Wednesday, December 12, 2012

Defining a genre: Horror

When I began writing, I wrote what I loved to read: horror stories. My biggest inspiration, which probably sounds cliche, was Stephen King's work. I, like many people, read his books and came away from them feeling that "I can do that, too!" So, I began my writing career by spinning tales of horror. Needless to say, my writing is by no means on par with Stephen King's! He makes writing look easy, but it's not. And, I see I've already digressed.

I say that I wrote horror, but, in retrospect, I wouldn't really categorize many of those first stories as horror. Not in the truest since of the meaning, anyway. Now, I like to think of them as psychological thrillers or noir. You might be wondering why I would make that claim. That's what I want to discuss in this blog post and, hopefully, illustrate.

Stephen King is revered as the King of Horror [nice pun, too], but I wouldn't even classify much of his writing as truly horrific. Sure, his stories elicit an emotional response--typically a strong negative emotion--as all writing is wont to do, but I wouldn't say that they are mainly horror by nature. At least, not according to the definition of the genre. As Wikipedia describes it:
"Horror fiction, Horror Literature and also Horror fantasy is a genre of literature, which is intended to, or has the capacity to frighten its readers, scare or startle viewers/readers by inducing feelings of horror and terror."

That last part, about feelings of horror and terror, to me at least, is a strong statement. Of course, others may disagree because we all have varying thresholds for fear. For instance, in my short story, Hush, Hush, My Love, the main character is talking to a woman he has just finished copulating with. Throughout the monologue, she never says a word. Later, I reveal that she is dead and the man has been engaging in necrophilia. While this is certainly a taboo, it (again, to me) is not horrific. Repulsive maybe, sure. I classified this story under horror, not because of the necrophilia, but because her lifeless corpse reanimates and kills him in the final chapter.

I have other stories that I assembled into an anthology that many readers may label as horror. While I agree that some of them border on horror (When the Dead Whisper and Jason's Last Wish, for example) because they center around ghosts and/or supernatural phenomena, I also claim that many of them are not. I don't feel that they "cause the reader to react with fear" as the definition states. As examples, I would refer you to The Show Must Go On, about a death row inmate's exercise in introspection before his impending execution; Footprints in the Snow, is about a young man who undergoes a strange and life-changing experience on a snowy rural road; and Sweet Charlotte, which is about a special little girl who is caught in a predator's web. I would argue that these are simply dark stories meant to stimulate the reader's mind as well as entertain.

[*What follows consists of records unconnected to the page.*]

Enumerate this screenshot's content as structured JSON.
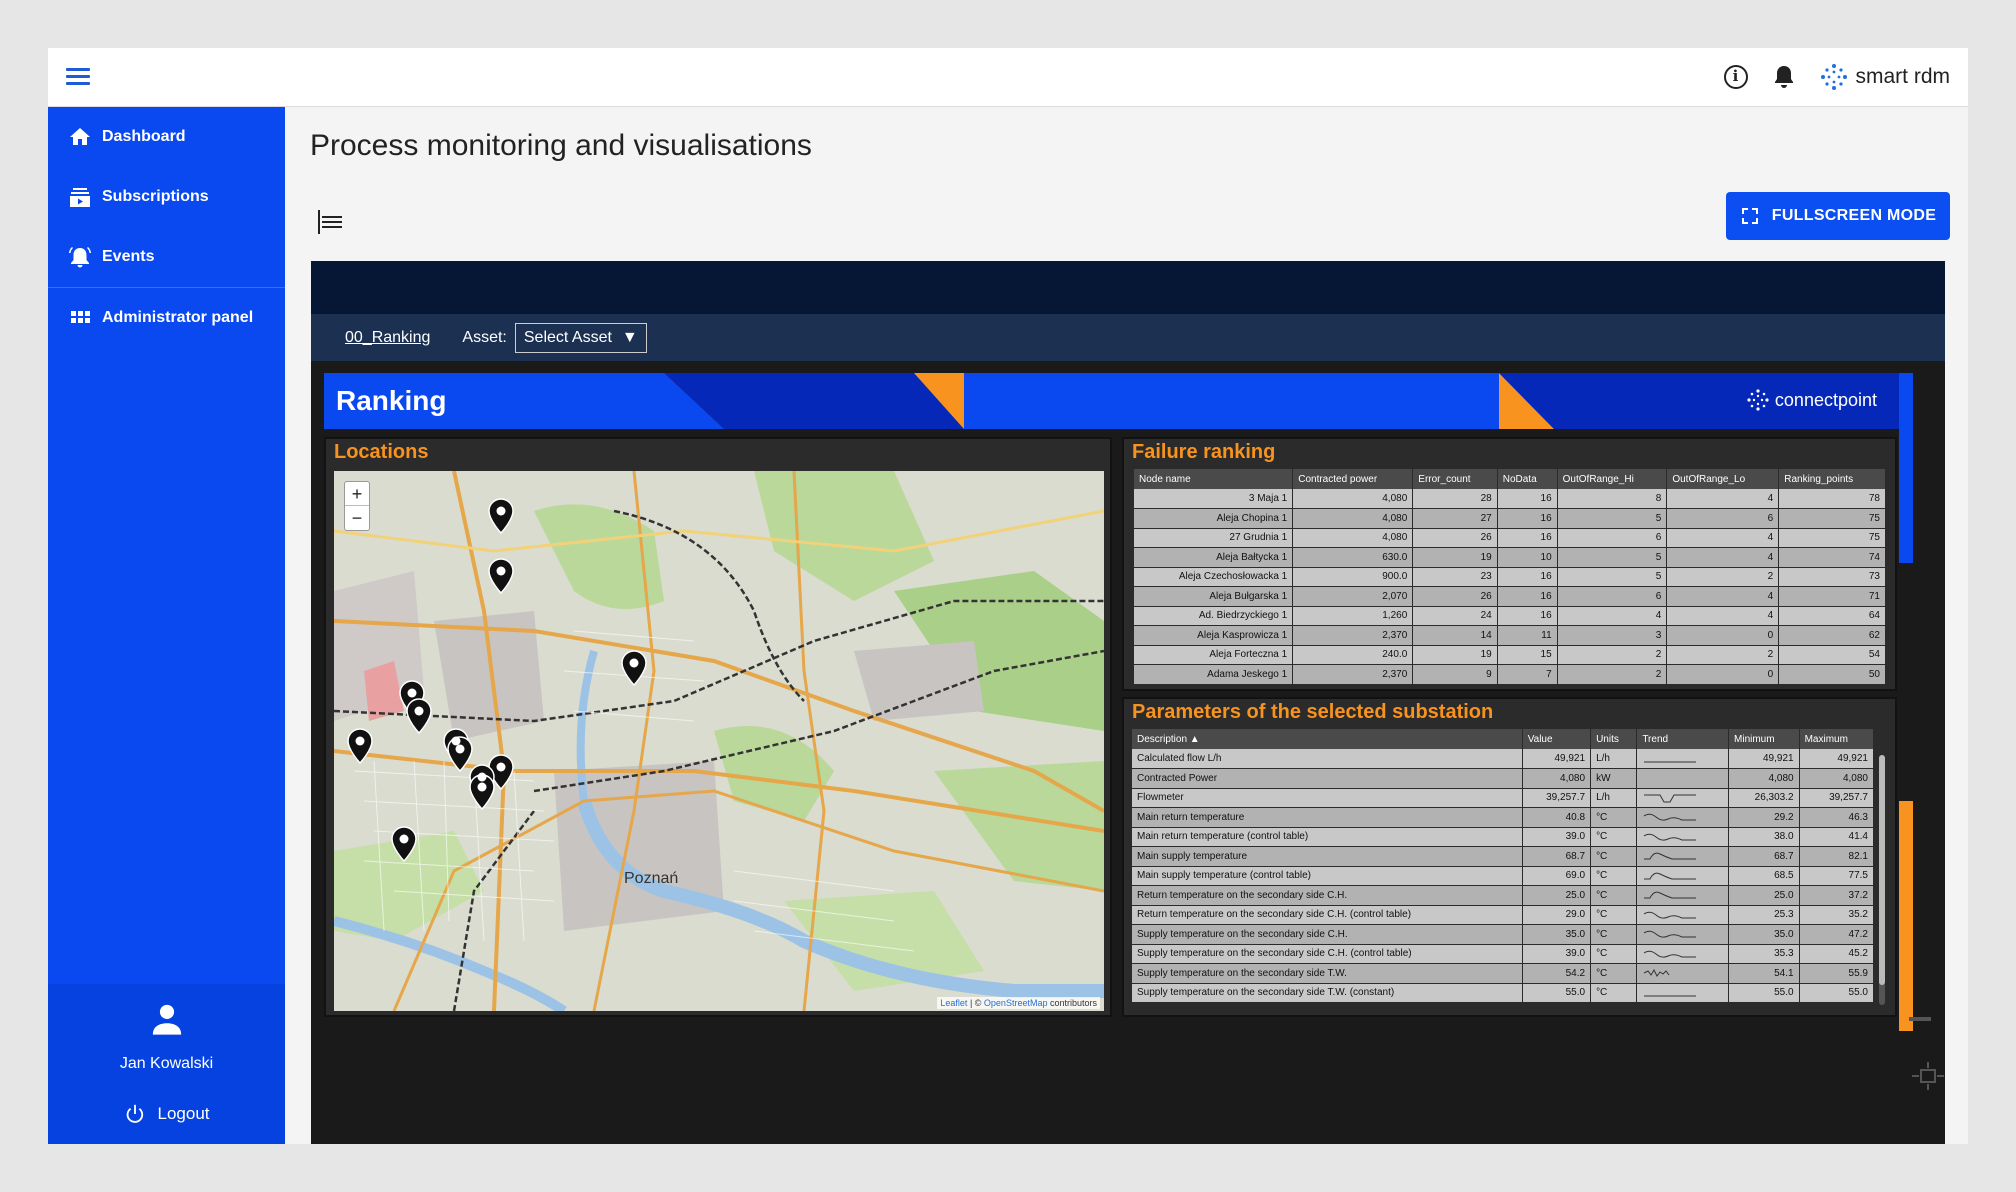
{
  "topbar": {
    "brand": "smart rdm",
    "info_icon": "info-icon",
    "bell_icon": "bell-icon"
  },
  "sidebar": {
    "items": [
      {
        "label": "Dashboard",
        "icon": "home-icon"
      },
      {
        "label": "Subscriptions",
        "icon": "subscriptions-icon"
      },
      {
        "label": "Events",
        "icon": "alarm-icon"
      },
      {
        "label": "Administrator panel",
        "icon": "grid-icon"
      }
    ],
    "user_name": "Jan Kowalski",
    "logout_label": "Logout"
  },
  "main": {
    "title": "Process monitoring and visualisations",
    "fullscreen_label": "FULLSCREEN MODE"
  },
  "dashboard": {
    "link": "00_Ranking",
    "asset_label": "Asset:",
    "asset_value": "Select Asset",
    "banner_title": "Ranking",
    "banner_logo": "connectpoint",
    "locations_title": "Locations",
    "map_label": "Poznań",
    "map_attribution": {
      "leaflet": "Leaflet",
      "sep": " | © ",
      "osm": "OpenStreetMap",
      "suffix": " contributors"
    },
    "failure_title": "Failure ranking",
    "failure_headers": [
      "Node name",
      "Contracted power",
      "Error_count",
      "NoData",
      "OutOfRange_Hi",
      "OutOfRange_Lo",
      "Ranking_points"
    ],
    "failure_rows": [
      [
        "3 Maja 1",
        "4,080",
        "28",
        "16",
        "8",
        "4",
        "78"
      ],
      [
        "Aleja Chopina 1",
        "4,080",
        "27",
        "16",
        "5",
        "6",
        "75"
      ],
      [
        "27 Grudnia 1",
        "4,080",
        "26",
        "16",
        "6",
        "4",
        "75"
      ],
      [
        "Aleja Bałtycka 1",
        "630.0",
        "19",
        "10",
        "5",
        "4",
        "74"
      ],
      [
        "Aleja Czechosłowacka 1",
        "900.0",
        "23",
        "16",
        "5",
        "2",
        "73"
      ],
      [
        "Aleja Bułgarska 1",
        "2,070",
        "26",
        "16",
        "6",
        "4",
        "71"
      ],
      [
        "Ad. Biedrzyckiego 1",
        "1,260",
        "24",
        "16",
        "4",
        "4",
        "64"
      ],
      [
        "Aleja Kasprowicza 1",
        "2,370",
        "14",
        "11",
        "3",
        "0",
        "62"
      ],
      [
        "Aleja Forteczna 1",
        "240.0",
        "19",
        "15",
        "2",
        "2",
        "54"
      ],
      [
        "Adama Jeskego 1",
        "2,370",
        "9",
        "7",
        "2",
        "0",
        "50"
      ]
    ],
    "params_title": "Parameters of the selected substation",
    "params_headers": [
      "Description ▲",
      "Value",
      "Units",
      "Trend",
      "Minimum",
      "Maximum"
    ],
    "params_rows": [
      [
        "Calculated flow L/h",
        "49,921",
        "L/h",
        "flat",
        "49,921",
        "49,921"
      ],
      [
        "Contracted Power",
        "4,080",
        "kW",
        "none",
        "4,080",
        "4,080"
      ],
      [
        "Flowmeter",
        "39,257.7",
        "L/h",
        "dip",
        "26,303.2",
        "39,257.7"
      ],
      [
        "Main return temperature",
        "40.8",
        "°C",
        "wave",
        "29.2",
        "46.3"
      ],
      [
        "Main return temperature (control table)",
        "39.0",
        "°C",
        "wave",
        "38.0",
        "41.4"
      ],
      [
        "Main supply temperature",
        "68.7",
        "°C",
        "bump",
        "68.7",
        "82.1"
      ],
      [
        "Main supply temperature (control table)",
        "69.0",
        "°C",
        "bump",
        "68.5",
        "77.5"
      ],
      [
        "Return temperature on the secondary side C.H.",
        "25.0",
        "°C",
        "bump",
        "25.0",
        "37.2"
      ],
      [
        "Return temperature on the secondary side C.H. (control table)",
        "29.0",
        "°C",
        "wave",
        "25.3",
        "35.2"
      ],
      [
        "Supply temperature on the secondary side C.H.",
        "35.0",
        "°C",
        "wave",
        "35.0",
        "47.2"
      ],
      [
        "Supply temperature on the secondary side C.H. (control table)",
        "39.0",
        "°C",
        "wave",
        "35.3",
        "45.2"
      ],
      [
        "Supply temperature on the secondary side T.W.",
        "54.2",
        "°C",
        "noise",
        "54.1",
        "55.9"
      ],
      [
        "Supply temperature on the secondary side T.W. (constant)",
        "55.0",
        "°C",
        "flat",
        "55.0",
        "55.0"
      ]
    ]
  }
}
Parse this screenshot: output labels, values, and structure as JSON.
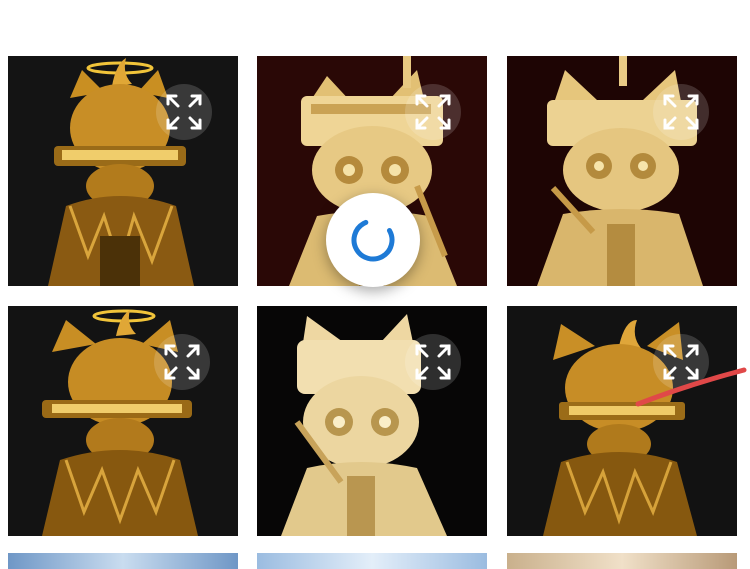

Also, it seems to me that the horror genre has gone through quite a change in recent decades. Perhaps this is due to the influx of so many sub-genres. I will admit, I am not a fan of zombie books (although, I do love to watch The Walking Dead). I think vampire stories have appeared ad nauseum. And, the worst, are graphic stories (labeled horror) that do nothing more than gross out the reader.

Again, all of this may just be my opinion. However, I enjoy a horror tale with a slow build of events that ratchet up the creepy tension. I also enjoy hints as to what is lurking in the shadows or under the bed, instead of fully seeing the creature at the beginning. The lack of description up front allows the reader to conjure his/her own fearful being. To me, the scariest stories are those that can actually happen. I don't believe in ghosts, but a mentally unstable person with a sling blade sneaking into my house would scare the hell out of me!

If, on the other hand, a story is about a bunch of mutated hillbillies who eat unsuspecting campers, or sparkly vampires (*facepalm*), or just a lot of blood splatter to elicit shock, then I don't consider them horror. But, again, that's just me. I've worked as a firefighter and EMT, so gore-porn isn't for me. I've seen real life atrocities up close and personal. As a coping mechanism, I learned to desensitize myself to it like many others in that profession. I think Stephen King summed up the gross-out best:
"I recognize terror as the finest emotion and so I will try to terrorize the reader. But if I find that I cannot terrify, I will try to horrify, and if I find that I cannot horrify, I'll go for the gross-out. I'm not proud."

The most enticing horror stories are those that successfully break new ground in an already well-mined field, with new creatures and situations. Not rehashing the same old tropes we've read time and again.

So, what do you consider horror? I'd like to hear your opinion about what makes a story horrific. You can sound of in the comments below. Thanks for stopping by!

1 comment:

  1. I've been scared while watching 'horror' movies, but the true horror/terror comes when those planted seeds start being entertained by your mind at the most inopportuned times.